Phishing scammers are increasingly targeting live chat support agents by posing as customers. They then trick them into opening fraudulent documents.
Another example of phishing that uses attack channels other than the traditional email. And it works because website operators that use chat features do not have security scanning implemented that checks uploaded files for malware.
Devon Ackerman, head of incident response at Kroll, said that these actors are “directly tied to ransomware groups” and are likely using automated scripts that the Internet scan for “Contact Us” or chat forms.
“The second thing they are looking for is… an interactable or selectable box [in the form field] that allows me to do a file upload,” said security expert Johan Ackerman, who previously worked as a senior IT forensics examiner for the FBI.
The perpetrators then select a specific company they want to attack, and they create a customized communication that’s tailored for their specific target. This part requires a more manual approach to work, it is harder to automate:
“Every form’s a little different, every chat session’s a little different.” Thus, more customization is needed, “which, of course, slows down the likelihood that we’re going to see large-scale use” of this technique. However, it also makes the scam more authentic-looking and effective.

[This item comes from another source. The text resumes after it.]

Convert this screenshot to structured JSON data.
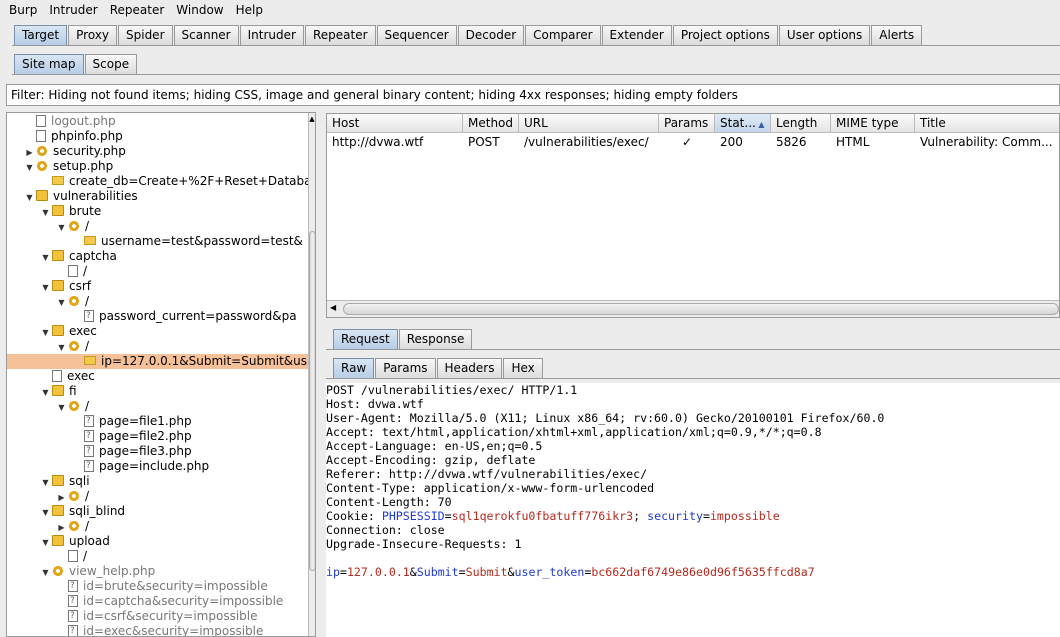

According to Ackerman, actors know that many online chat services use a knowledge base to answer visitors’ queries and pick come up with a hard issue requiring file uploads:
“The actor presents an issue not likely to be covered by the FAQs, and most importantly, one that needs to be resolved by uploading some kind of documentation, e.g., a disputed invoice or photo of damaged merchandise.”
Scammers send files in a zip format to prevent antivirus software from detecting the malware in them. The documents within the zip archives contain malicious macros.
The concept could also be used for other web forms, not only support forms, such as those that ask for photos of customers using a company’s product.
“The forms and the chat features usually are very plug and play – i.e., ‘Give me a file. I’m going to put the file somewhere,’ said Ackerman. “We have evolved, globally, from a web technology standpoint. We should be implementing security checks at that stage. I should not be able to have a form take a file, any type of format, and just do something with it, and that’s what a lot of forums and chat features are…”
Live chat operators should not use their own devices to review submitted files but should be required by their employers to use “virtualized, segregated, clean workplace,” such as a virtual desktop, advised Ackerman.